In order to achieve this, according to Dr Stephen Cave of the University of Cambridge, it may be helpful to start thinking of AI as a bureaucratic system that needs to be kept in check and adjusted as it grows rather than an anthropomorphic robot with its own agency, as it is often represented in popular culture.
“AI is a very categorical way of thinking that most resembles a bureaucracy,” he says. “A soulless machine that is an efficient means of managing large populations, and it does so according to rules which require categorising people so they can be processed according to those rules. We've had 100 years of dealing with bureaucracies; we know they can be heartless and opaque, and produce as many wrong decisions as right ones. We know there are things we need to do about that, like trying to instil transparency. We're constantly fighting to make them more aligned with the broad values we want our society to have. And that’s what we should do with AI, and why we need to be able to have this conversation.”
Back at Rhodes University, Atemkeng, who was recently appointed as a permanent member of the faculty, now leads a small group of master’s and PhD students – the Rhodes AI Research Group – on topics such as machine learning, big data, astronomical data processing and more. He sees his role as more than just about advancing AI knowledge in Africa.
“I chose to be an academic because I want to transfer my skills to the younger generation,” he says. “I want to provide them with the possibility of a better future.”
“At ITCILO, we’re aiming to bring AI to the world of our global participants and let them experiment in a safe zone to address sustainability challenges that they are facing in their daily worlds.” Tom Wambeke, Chief of Learning Innovation at ITCILO
“I see this as a very positive moment for the ITC and the world in general. We have already started using immersive technologies and data to understand the preferences and habits of our learners, and shape our training programmes to respond to learners’ needs. We’re embracing the lifelong learning approach, accompanying university leavers for 50 years and longer by designing learning activities that are relevant throughout their life.” Charles Crevier, Manager of the Social Protection, Governance and Tripartism Programme at ITCILO
“AI represents an opportunity for learning, but it’s also a question of how inclusive we go with the way we design it and choose to use it. It is essential to inform users that come into contact with this technology unknowingly, and have an open conversation with learners.” Francesca Biasiato, Programme Officer for Gender Equality & Diversity Inclusion at ITCILO
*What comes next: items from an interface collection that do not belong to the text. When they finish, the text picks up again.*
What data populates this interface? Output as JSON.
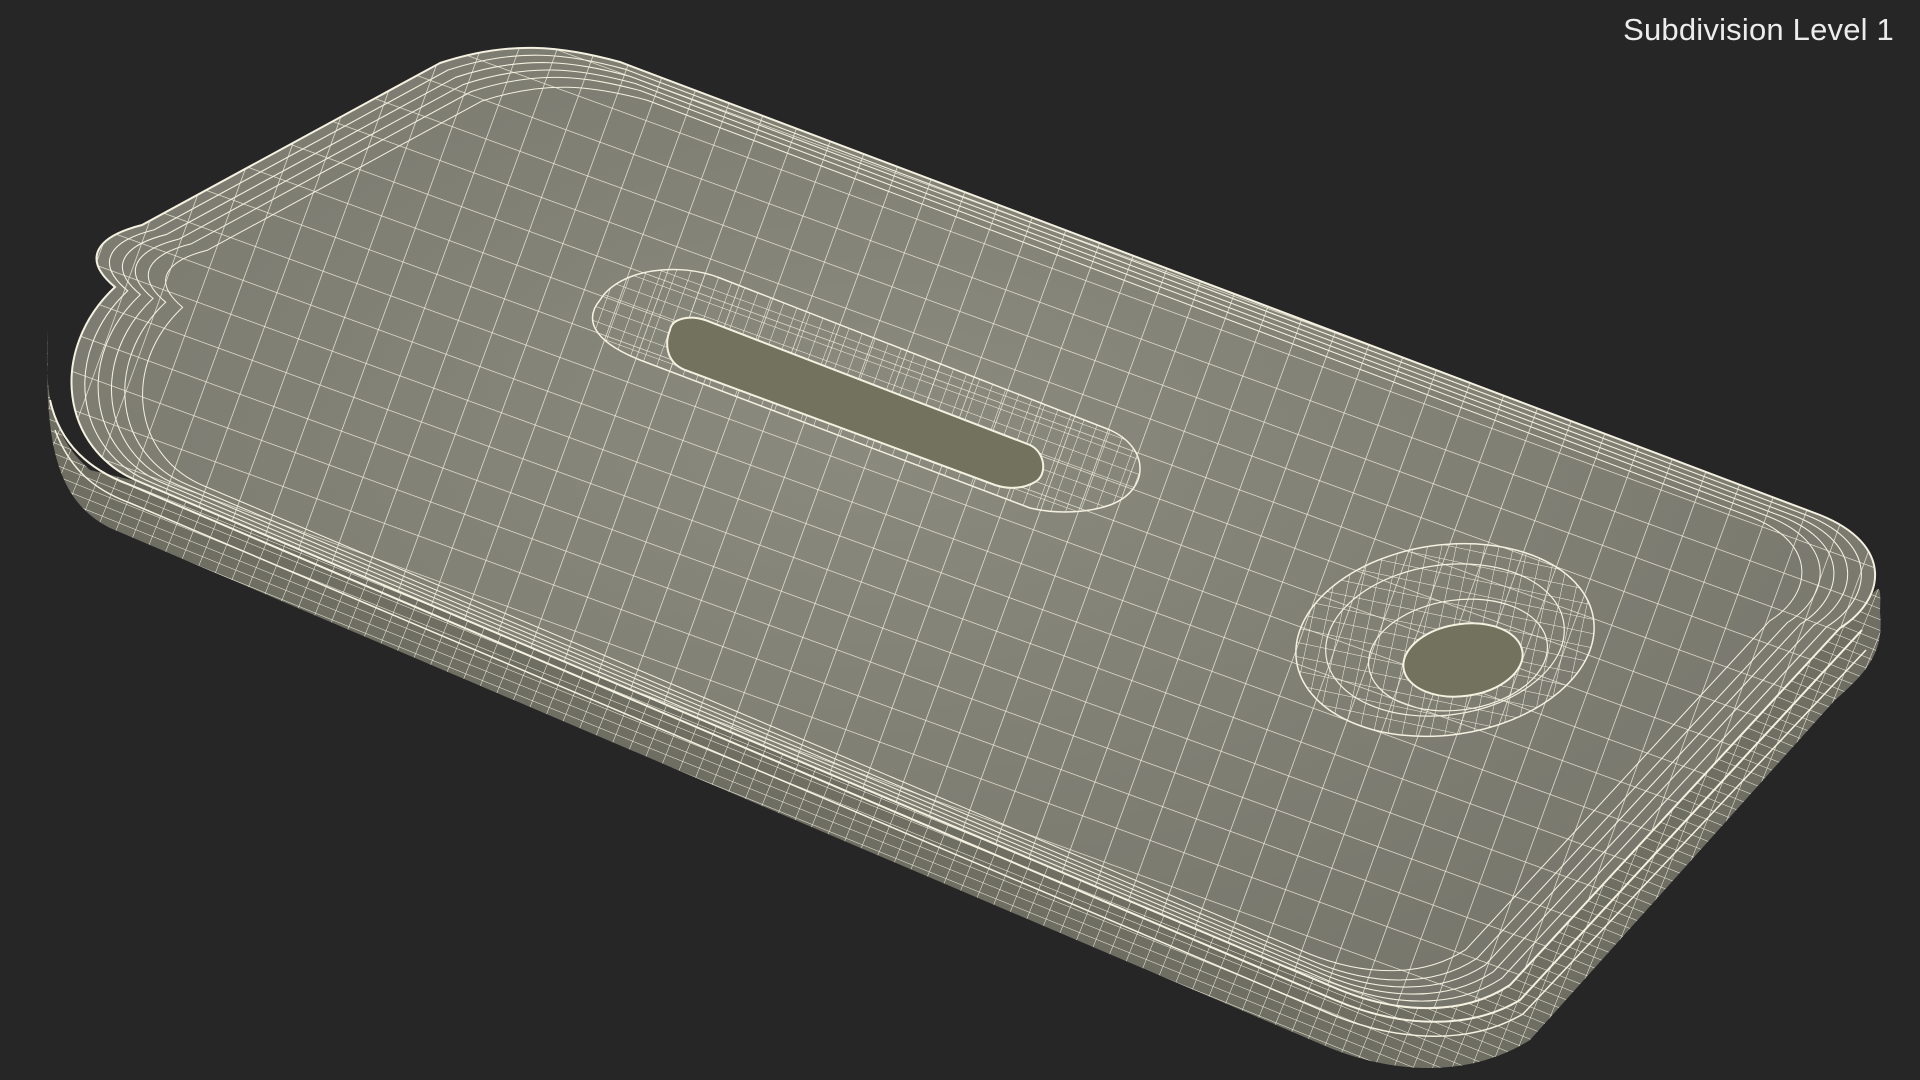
{
  "viewport": {
    "label": "Subdivision Level 1",
    "background_color": "#262626",
    "label_color": "#ececec"
  },
  "model": {
    "surface_color": "#7e7e72",
    "side_color": "#6e6e63",
    "recess_color": "#72725f",
    "wire_color": "#f4f1e0"
  }
}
“Regarding the rollout of AI in less developed countries, the challenge is going to be one of bandwidth, which may limit the optimisation of certain AI protocols that require high-speed connectivity. [...] Also, when it comes to AI, you're beginning to deal with something that's not visible. It's like magic of sorts, where you do something and voilà there's the answer. In a lot of African folk knowledge, we have these magical things, but when formal Western education was introduced in Africa, these customs and traditions were suppressed. Now we have these inventions that relate back to that. It's gonna be interesting to see how AI begins to be viewed as something that is different from indigenous mythology.” Gamelihle Sibanda, currently seconded by the United Nations to the South Africa Government as Chief Technical Adviser to the Expanded Public Works Programme